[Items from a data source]
*****
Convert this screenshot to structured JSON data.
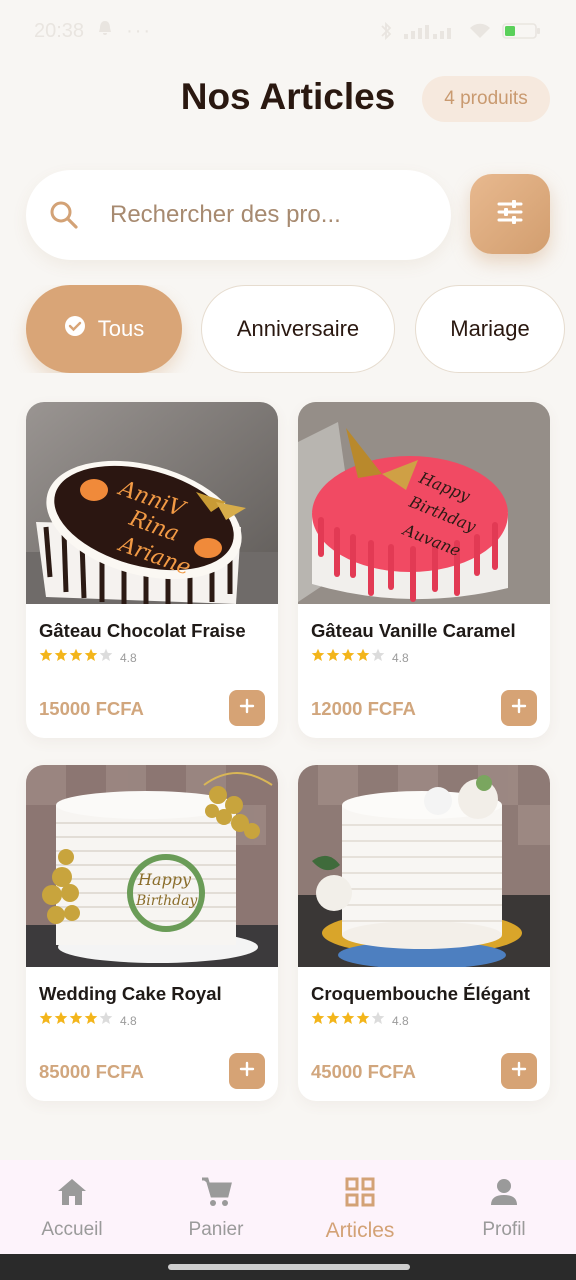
{
  "status_bar": {
    "time": "20:38",
    "battery": "34"
  },
  "header": {
    "title": "Nos Articles",
    "count_badge": "4 produits"
  },
  "search": {
    "placeholder": "Rechercher des pro..."
  },
  "categories": [
    {
      "label": "Tous",
      "active": true
    },
    {
      "label": "Anniversaire",
      "active": false
    },
    {
      "label": "Mariage",
      "active": false
    }
  ],
  "products": [
    {
      "name": "Gâteau Chocolat Fraise",
      "rating": "4.8",
      "stars_filled": 4,
      "price": "15000 FCFA"
    },
    {
      "name": "Gâteau Vanille Caramel",
      "rating": "4.8",
      "stars_filled": 4,
      "price": "12000 FCFA"
    },
    {
      "name": "Wedding Cake Royal",
      "rating": "4.8",
      "stars_filled": 4,
      "price": "85000 FCFA"
    },
    {
      "name": "Croquembouche Élégant",
      "rating": "4.8",
      "stars_filled": 4,
      "price": "45000 FCFA"
    }
  ],
  "nav": [
    {
      "label": "Accueil",
      "icon": "home-icon",
      "active": false
    },
    {
      "label": "Panier",
      "icon": "cart-icon",
      "active": false
    },
    {
      "label": "Articles",
      "icon": "grid-icon",
      "active": true
    },
    {
      "label": "Profil",
      "icon": "person-icon",
      "active": false
    }
  ],
  "colors": {
    "accent": "#d6a375",
    "background": "#f8f6f3",
    "price": "#d1a67d",
    "star": "#f3b51b"
  }
}
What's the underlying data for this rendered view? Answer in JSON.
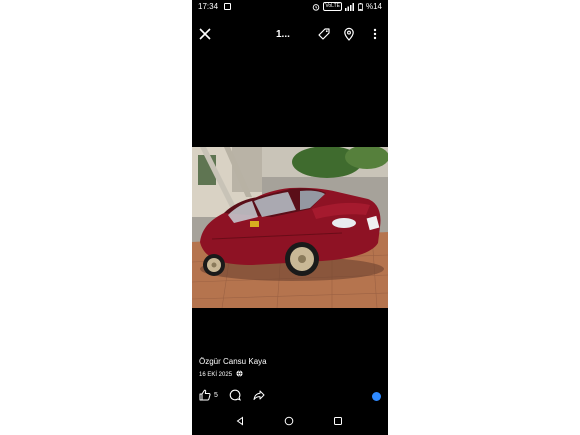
{
  "status_bar": {
    "time": "17:34",
    "volte": "VoLTE",
    "battery": "%14",
    "icons": [
      "app-notification-icon",
      "alarm-icon",
      "signal-icon",
      "battery-icon"
    ]
  },
  "top_bar": {
    "counter": "1...",
    "icons": [
      "close-icon",
      "tag-icon",
      "location-pin-icon",
      "more-vertical-icon"
    ]
  },
  "post": {
    "author": "Özgür Cansu Kaya",
    "date": "16 EKİ 2025",
    "privacy_icon": "globe-icon",
    "like_count": "5"
  },
  "actions": [
    "like-icon",
    "comment-icon",
    "share-icon"
  ],
  "nav_bar": [
    "back-icon",
    "home-icon",
    "recents-icon"
  ],
  "colors": {
    "background": "#000000",
    "text": "#ffffff",
    "reaction_badge": "#2e89ff",
    "car": "#8e1224"
  }
}
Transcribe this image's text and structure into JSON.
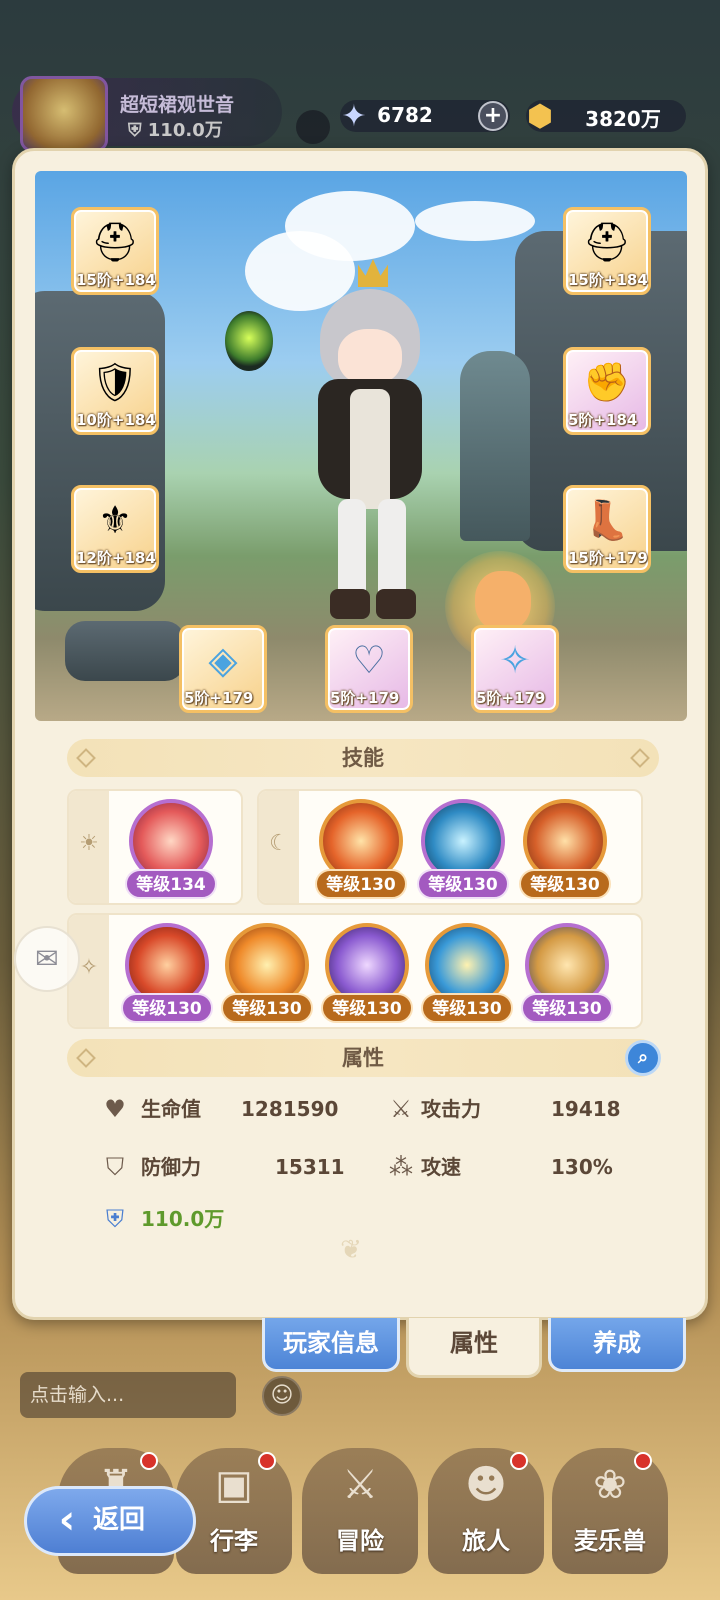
{
  "player": {
    "name": "超短裙观世音",
    "power": "110.0万"
  },
  "currency": {
    "gems": "6782",
    "gold": "3820万",
    "gem_icon": "star-crystal-icon",
    "gold_icon": "gold-coin-icon",
    "plus": "+"
  },
  "equipment": {
    "left": [
      {
        "name": "helmet",
        "label": "15阶+184"
      },
      {
        "name": "armor",
        "label": "10阶+184"
      },
      {
        "name": "belt",
        "label": "12阶+184"
      }
    ],
    "right": [
      {
        "name": "headgear",
        "label": "15阶+184"
      },
      {
        "name": "gloves",
        "label": "5阶+184"
      },
      {
        "name": "boots",
        "label": "15阶+179"
      }
    ],
    "bottom": [
      {
        "name": "ring",
        "label": "5阶+179"
      },
      {
        "name": "necklace",
        "label": "5阶+179"
      },
      {
        "name": "amulet",
        "label": "5阶+179"
      }
    ]
  },
  "skills": {
    "title": "技能",
    "sun_group": [
      {
        "level": "等级134",
        "style": "purple"
      }
    ],
    "moon_group": [
      {
        "level": "等级130",
        "style": "gold"
      },
      {
        "level": "等级130",
        "style": "purple"
      },
      {
        "level": "等级130",
        "style": "gold"
      }
    ],
    "star_group": [
      {
        "level": "等级130",
        "style": "purple"
      },
      {
        "level": "等级130",
        "style": "gold"
      },
      {
        "level": "等级130",
        "style": "gold"
      },
      {
        "level": "等级130",
        "style": "gold"
      },
      {
        "level": "等级130",
        "style": "purple"
      }
    ]
  },
  "attributes": {
    "title": "属性",
    "hp_label": "生命值",
    "hp_value": "1281590",
    "atk_label": "攻击力",
    "atk_value": "19418",
    "def_label": "防御力",
    "def_value": "15311",
    "spd_label": "攻速",
    "spd_value": "130%",
    "power": "110.0万"
  },
  "tabs": {
    "player_info": "玩家信息",
    "attributes": "属性",
    "develop": "养成"
  },
  "chat": {
    "placeholder": "点击输入..."
  },
  "nav": {
    "back": "返回",
    "bag": "行李",
    "adventure": "冒险",
    "traveler": "旅人",
    "pets": "麦乐兽"
  },
  "colors": {
    "accent_blue": "#4d84d6",
    "panel_bg": "#f7f0df",
    "power_green": "#5f9a2c",
    "skill_purple": "#a35ac0",
    "skill_gold": "#b86a1c"
  }
}
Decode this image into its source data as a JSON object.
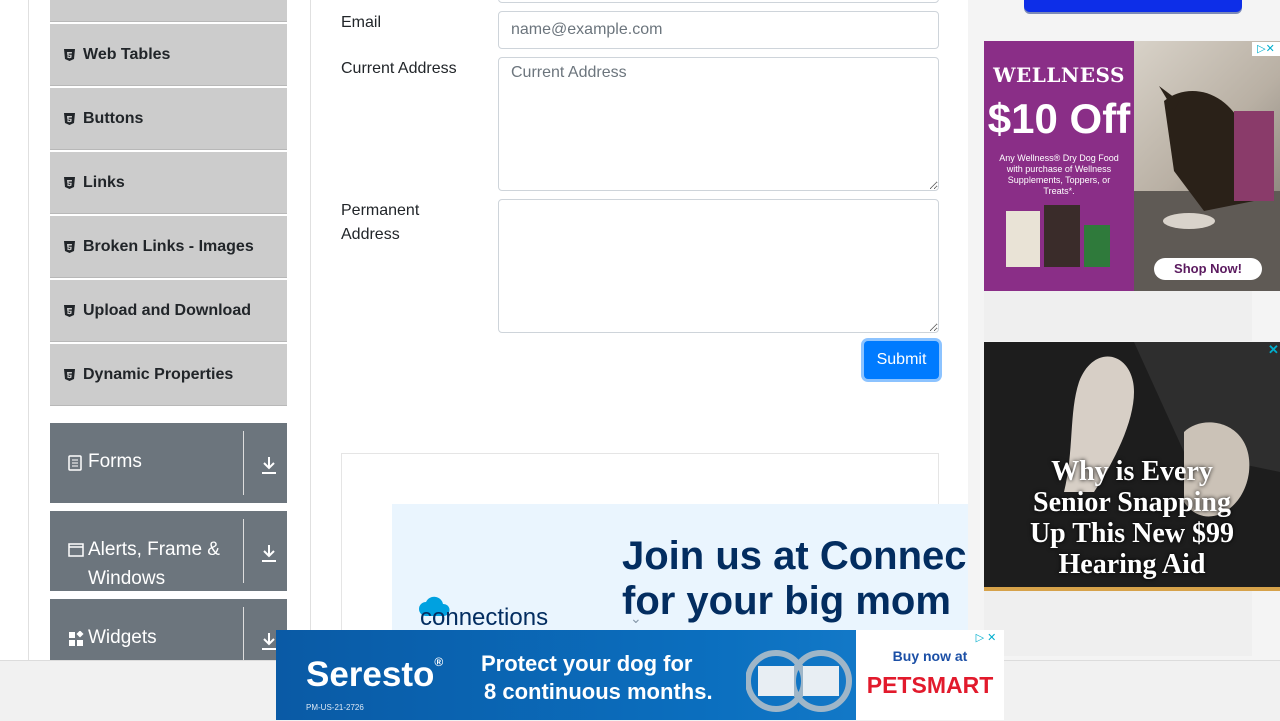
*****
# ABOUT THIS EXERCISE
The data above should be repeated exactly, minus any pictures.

# SOLUTION BELOW
Convert this screenshot to structured JSON data.
{
  "status_bar": {
    "time": "20:38",
    "battery": "34"
  },
  "header": {
    "title": "Nos Articles",
    "count_badge": "4 produits"
  },
  "search": {
    "placeholder": "Rechercher des pro..."
  },
  "categories": [
    {
      "label": "Tous",
      "active": true
    },
    {
      "label": "Anniversaire",
      "active": false
    },
    {
      "label": "Mariage",
      "active": false
    }
  ],
  "products": [
    {
      "name": "Gâteau Chocolat Fraise",
      "rating": "4.8",
      "stars_filled": 4,
      "price": "15000 FCFA"
    },
    {
      "name": "Gâteau Vanille Caramel",
      "rating": "4.8",
      "stars_filled": 4,
      "price": "12000 FCFA"
    },
    {
      "name": "Wedding Cake Royal",
      "rating": "4.8",
      "stars_filled": 4,
      "price": "85000 FCFA"
    },
    {
      "name": "Croquembouche Élégant",
      "rating": "4.8",
      "stars_filled": 4,
      "price": "45000 FCFA"
    }
  ],
  "nav": [
    {
      "label": "Accueil",
      "icon": "home-icon",
      "active": false
    },
    {
      "label": "Panier",
      "icon": "cart-icon",
      "active": false
    },
    {
      "label": "Articles",
      "icon": "grid-icon",
      "active": true
    },
    {
      "label": "Profil",
      "icon": "person-icon",
      "active": false
    }
  ],
  "colors": {
    "accent": "#d6a375",
    "background": "#f8f6f3",
    "price": "#d1a67d",
    "star": "#f3b51b"
  }
}
What's the underlying data for this rendered view? Answer in JSON.
{
  "status_bar": {
    "time": "17:34",
    "volte": "VoLTE",
    "battery": "%14",
    "icons": [
      "app-notification-icon",
      "alarm-icon",
      "signal-icon",
      "battery-icon"
    ]
  },
  "top_bar": {
    "counter": "1...",
    "icons": [
      "close-icon",
      "tag-icon",
      "location-pin-icon",
      "more-vertical-icon"
    ]
  },
  "post": {
    "author": "Özgür Cansu Kaya",
    "date": "16 EKİ 2025",
    "privacy_icon": "globe-icon",
    "like_count": "5"
  },
  "actions": [
    "like-icon",
    "comment-icon",
    "share-icon"
  ],
  "nav_bar": [
    "back-icon",
    "home-icon",
    "recents-icon"
  ],
  "colors": {
    "background": "#000000",
    "text": "#ffffff",
    "reaction_badge": "#2e89ff",
    "car": "#8e1224"
  }
}
Transcribe this image's text and structure into JSON.
{
  "player": {
    "name": "超短裙观世音",
    "power": "110.0万"
  },
  "currency": {
    "gems": "6782",
    "gold": "3820万",
    "gem_icon": "star-crystal-icon",
    "gold_icon": "gold-coin-icon",
    "plus": "+"
  },
  "equipment": {
    "left": [
      {
        "name": "helmet",
        "label": "15阶+184"
      },
      {
        "name": "armor",
        "label": "10阶+184"
      },
      {
        "name": "belt",
        "label": "12阶+184"
      }
    ],
    "right": [
      {
        "name": "headgear",
        "label": "15阶+184"
      },
      {
        "name": "gloves",
        "label": "5阶+184"
      },
      {
        "name": "boots",
        "label": "15阶+179"
      }
    ],
    "bottom": [
      {
        "name": "ring",
        "label": "5阶+179"
      },
      {
        "name": "necklace",
        "label": "5阶+179"
      },
      {
        "name": "amulet",
        "label": "5阶+179"
      }
    ]
  },
  "skills": {
    "title": "技能",
    "sun_group": [
      {
        "level": "等级134",
        "style": "purple"
      }
    ],
    "moon_group": [
      {
        "level": "等级130",
        "style": "gold"
      },
      {
        "level": "等级130",
        "style": "purple"
      },
      {
        "level": "等级130",
        "style": "gold"
      }
    ],
    "star_group": [
      {
        "level": "等级130",
        "style": "purple"
      },
      {
        "level": "等级130",
        "style": "gold"
      },
      {
        "level": "等级130",
        "style": "gold"
      },
      {
        "level": "等级130",
        "style": "gold"
      },
      {
        "level": "等级130",
        "style": "purple"
      }
    ]
  },
  "attributes": {
    "title": "属性",
    "hp_label": "生命值",
    "hp_value": "1281590",
    "atk_label": "攻击力",
    "atk_value": "19418",
    "def_label": "防御力",
    "def_value": "15311",
    "spd_label": "攻速",
    "spd_value": "130%",
    "power": "110.0万"
  },
  "tabs": {
    "player_info": "玩家信息",
    "attributes": "属性",
    "develop": "养成"
  },
  "chat": {
    "placeholder": "点击输入..."
  },
  "nav": {
    "back": "返回",
    "bag": "行李",
    "adventure": "冒险",
    "traveler": "旅人",
    "pets": "麦乐兽"
  },
  "colors": {
    "accent_blue": "#4d84d6",
    "panel_bg": "#f7f0df",
    "power_green": "#5f9a2c",
    "skill_purple": "#a35ac0",
    "skill_gold": "#b86a1c"
  }
}
Decode this image into its source data as a JSON object.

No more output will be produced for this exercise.